++++ Given information

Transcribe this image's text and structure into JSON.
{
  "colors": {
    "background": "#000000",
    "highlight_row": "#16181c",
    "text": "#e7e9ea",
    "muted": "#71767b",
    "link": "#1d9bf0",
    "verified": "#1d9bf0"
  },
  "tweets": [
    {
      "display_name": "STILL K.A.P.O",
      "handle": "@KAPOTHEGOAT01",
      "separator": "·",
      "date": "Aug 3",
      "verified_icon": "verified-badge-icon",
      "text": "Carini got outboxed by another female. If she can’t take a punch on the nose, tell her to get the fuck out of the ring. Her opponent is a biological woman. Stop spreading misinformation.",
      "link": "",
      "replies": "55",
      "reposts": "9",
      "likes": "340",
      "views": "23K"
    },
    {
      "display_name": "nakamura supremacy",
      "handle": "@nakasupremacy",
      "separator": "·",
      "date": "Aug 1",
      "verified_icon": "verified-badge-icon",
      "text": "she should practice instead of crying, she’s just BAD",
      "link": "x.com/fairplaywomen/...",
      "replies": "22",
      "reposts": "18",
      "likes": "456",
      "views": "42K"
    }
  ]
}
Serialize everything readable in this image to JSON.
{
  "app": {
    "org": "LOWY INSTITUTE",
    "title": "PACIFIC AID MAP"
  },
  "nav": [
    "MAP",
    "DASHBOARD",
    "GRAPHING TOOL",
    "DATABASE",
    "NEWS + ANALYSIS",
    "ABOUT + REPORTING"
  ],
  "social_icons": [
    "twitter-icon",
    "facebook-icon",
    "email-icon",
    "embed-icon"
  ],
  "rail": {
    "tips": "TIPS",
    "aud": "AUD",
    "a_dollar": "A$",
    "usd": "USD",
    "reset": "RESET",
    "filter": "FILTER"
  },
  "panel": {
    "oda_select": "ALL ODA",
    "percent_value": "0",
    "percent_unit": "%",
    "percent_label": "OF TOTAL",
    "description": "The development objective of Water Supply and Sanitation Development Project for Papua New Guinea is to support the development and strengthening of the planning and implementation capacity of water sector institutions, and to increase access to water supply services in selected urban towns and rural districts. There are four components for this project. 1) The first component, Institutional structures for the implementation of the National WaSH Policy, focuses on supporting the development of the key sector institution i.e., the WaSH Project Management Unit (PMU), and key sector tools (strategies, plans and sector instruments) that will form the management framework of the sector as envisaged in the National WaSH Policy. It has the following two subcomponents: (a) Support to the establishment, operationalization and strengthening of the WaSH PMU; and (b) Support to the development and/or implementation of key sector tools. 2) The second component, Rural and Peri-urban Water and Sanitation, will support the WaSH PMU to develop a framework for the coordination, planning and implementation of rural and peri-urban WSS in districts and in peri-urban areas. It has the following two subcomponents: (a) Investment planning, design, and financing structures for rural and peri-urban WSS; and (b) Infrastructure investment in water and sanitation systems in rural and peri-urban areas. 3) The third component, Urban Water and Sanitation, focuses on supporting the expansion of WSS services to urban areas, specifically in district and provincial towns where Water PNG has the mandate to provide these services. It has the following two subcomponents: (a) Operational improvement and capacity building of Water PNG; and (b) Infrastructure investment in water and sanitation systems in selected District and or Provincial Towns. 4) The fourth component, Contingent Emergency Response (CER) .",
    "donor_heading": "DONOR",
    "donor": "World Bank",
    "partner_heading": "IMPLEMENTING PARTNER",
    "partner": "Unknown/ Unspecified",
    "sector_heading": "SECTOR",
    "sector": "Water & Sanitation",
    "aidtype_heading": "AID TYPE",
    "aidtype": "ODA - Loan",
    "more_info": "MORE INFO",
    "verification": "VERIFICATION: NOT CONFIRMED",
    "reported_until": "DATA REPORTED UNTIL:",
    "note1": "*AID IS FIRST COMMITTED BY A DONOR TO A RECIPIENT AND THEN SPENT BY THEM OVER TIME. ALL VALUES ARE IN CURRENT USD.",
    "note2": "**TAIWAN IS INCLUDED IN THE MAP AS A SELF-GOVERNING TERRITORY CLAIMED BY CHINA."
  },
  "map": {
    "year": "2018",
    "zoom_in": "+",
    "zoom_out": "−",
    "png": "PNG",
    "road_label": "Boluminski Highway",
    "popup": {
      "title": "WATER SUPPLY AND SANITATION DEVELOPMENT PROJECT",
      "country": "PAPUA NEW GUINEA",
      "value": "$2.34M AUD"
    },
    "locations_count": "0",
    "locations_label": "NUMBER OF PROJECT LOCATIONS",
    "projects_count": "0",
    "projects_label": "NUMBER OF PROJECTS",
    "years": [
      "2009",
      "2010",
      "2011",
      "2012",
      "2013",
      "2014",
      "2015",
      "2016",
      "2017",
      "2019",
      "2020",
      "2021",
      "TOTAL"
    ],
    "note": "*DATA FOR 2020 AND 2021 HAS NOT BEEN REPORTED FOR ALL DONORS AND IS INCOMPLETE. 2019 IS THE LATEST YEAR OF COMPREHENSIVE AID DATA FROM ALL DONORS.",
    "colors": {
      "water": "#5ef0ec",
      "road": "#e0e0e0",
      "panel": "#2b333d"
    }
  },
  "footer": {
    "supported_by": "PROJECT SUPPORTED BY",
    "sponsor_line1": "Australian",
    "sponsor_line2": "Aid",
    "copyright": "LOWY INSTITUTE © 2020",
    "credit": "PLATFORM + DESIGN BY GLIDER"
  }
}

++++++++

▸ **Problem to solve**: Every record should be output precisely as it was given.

▸ **Exercise answer**:
Transcribe this image's text and structure into JSON.
{
  "colors": {
    "background": "#000000",
    "highlight_row": "#16181c",
    "text": "#e7e9ea",
    "muted": "#71767b",
    "link": "#1d9bf0",
    "verified": "#1d9bf0"
  },
  "tweets": [
    {
      "display_name": "STILL K.A.P.O",
      "handle": "@KAPOTHEGOAT01",
      "separator": "·",
      "date": "Aug 3",
      "verified_icon": "verified-badge-icon",
      "text": "Carini got outboxed by another female. If she can’t take a punch on the nose, tell her to get the fuck out of the ring. Her opponent is a biological woman. Stop spreading misinformation.",
      "link": "",
      "replies": "55",
      "reposts": "9",
      "likes": "340",
      "views": "23K"
    },
    {
      "display_name": "nakamura supremacy",
      "handle": "@nakasupremacy",
      "separator": "·",
      "date": "Aug 1",
      "verified_icon": "verified-badge-icon",
      "text": "she should practice instead of crying, she’s just BAD",
      "link": "x.com/fairplaywomen/...",
      "replies": "22",
      "reposts": "18",
      "likes": "456",
      "views": "42K"
    }
  ]
}
Serialize everything readable in this image to JSON.
{
  "app": {
    "org": "LOWY INSTITUTE",
    "title": "PACIFIC AID MAP"
  },
  "nav": [
    "MAP",
    "DASHBOARD",
    "GRAPHING TOOL",
    "DATABASE",
    "NEWS + ANALYSIS",
    "ABOUT + REPORTING"
  ],
  "social_icons": [
    "twitter-icon",
    "facebook-icon",
    "email-icon",
    "embed-icon"
  ],
  "rail": {
    "tips": "TIPS",
    "aud": "AUD",
    "a_dollar": "A$",
    "usd": "USD",
    "reset": "RESET",
    "filter": "FILTER"
  },
  "panel": {
    "oda_select": "ALL ODA",
    "percent_value": "0",
    "percent_unit": "%",
    "percent_label": "OF TOTAL",
    "description": "The development objective of Water Supply and Sanitation Development Project for Papua New Guinea is to support the development and strengthening of the planning and implementation capacity of water sector institutions, and to increase access to water supply services in selected urban towns and rural districts. There are four components for this project. 1) The first component, Institutional structures for the implementation of the National WaSH Policy, focuses on supporting the development of the key sector institution i.e., the WaSH Project Management Unit (PMU), and key sector tools (strategies, plans and sector instruments) that will form the management framework of the sector as envisaged in the National WaSH Policy. It has the following two subcomponents: (a) Support to the establishment, operationalization and strengthening of the WaSH PMU; and (b) Support to the development and/or implementation of key sector tools. 2) The second component, Rural and Peri-urban Water and Sanitation, will support the WaSH PMU to develop a framework for the coordination, planning and implementation of rural and peri-urban WSS in districts and in peri-urban areas. It has the following two subcomponents: (a) Investment planning, design, and financing structures for rural and peri-urban WSS; and (b) Infrastructure investment in water and sanitation systems in rural and peri-urban areas. 3) The third component, Urban Water and Sanitation, focuses on supporting the expansion of WSS services to urban areas, specifically in district and provincial towns where Water PNG has the mandate to provide these services. It has the following two subcomponents: (a) Operational improvement and capacity building of Water PNG; and (b) Infrastructure investment in water and sanitation systems in selected District and or Provincial Towns. 4) The fourth component, Contingent Emergency Response (CER) .",
    "donor_heading": "DONOR",
    "donor": "World Bank",
    "partner_heading": "IMPLEMENTING PARTNER",
    "partner": "Unknown/ Unspecified",
    "sector_heading": "SECTOR",
    "sector": "Water & Sanitation",
    "aidtype_heading": "AID TYPE",
    "aidtype": "ODA - Loan",
    "more_info": "MORE INFO",
    "verification": "VERIFICATION: NOT CONFIRMED",
    "reported_until": "DATA REPORTED UNTIL:",
    "note1": "*AID IS FIRST COMMITTED BY A DONOR TO A RECIPIENT AND THEN SPENT BY THEM OVER TIME. ALL VALUES ARE IN CURRENT USD.",
    "note2": "**TAIWAN IS INCLUDED IN THE MAP AS A SELF-GOVERNING TERRITORY CLAIMED BY CHINA."
  },
  "map": {
    "year": "2018",
    "zoom_in": "+",
    "zoom_out": "−",
    "png": "PNG",
    "road_label": "Boluminski Highway",
    "popup": {
      "title": "WATER SUPPLY AND SANITATION DEVELOPMENT PROJECT",
      "country": "PAPUA NEW GUINEA",
      "value": "$2.34M AUD"
    },
    "locations_count": "0",
    "locations_label": "NUMBER OF PROJECT LOCATIONS",
    "projects_count": "0",
    "projects_label": "NUMBER OF PROJECTS",
    "years": [
      "2009",
      "2010",
      "2011",
      "2012",
      "2013",
      "2014",
      "2015",
      "2016",
      "2017",
      "2019",
      "2020",
      "2021",
      "TOTAL"
    ],
    "note": "*DATA FOR 2020 AND 2021 HAS NOT BEEN REPORTED FOR ALL DONORS AND IS INCOMPLETE. 2019 IS THE LATEST YEAR OF COMPREHENSIVE AID DATA FROM ALL DONORS.",
    "colors": {
      "water": "#5ef0ec",
      "road": "#e0e0e0",
      "panel": "#2b333d"
    }
  },
  "footer": {
    "supported_by": "PROJECT SUPPORTED BY",
    "sponsor_line1": "Australian",
    "sponsor_line2": "Aid",
    "copyright": "LOWY INSTITUTE © 2020",
    "credit": "PLATFORM + DESIGN BY GLIDER"
  }
}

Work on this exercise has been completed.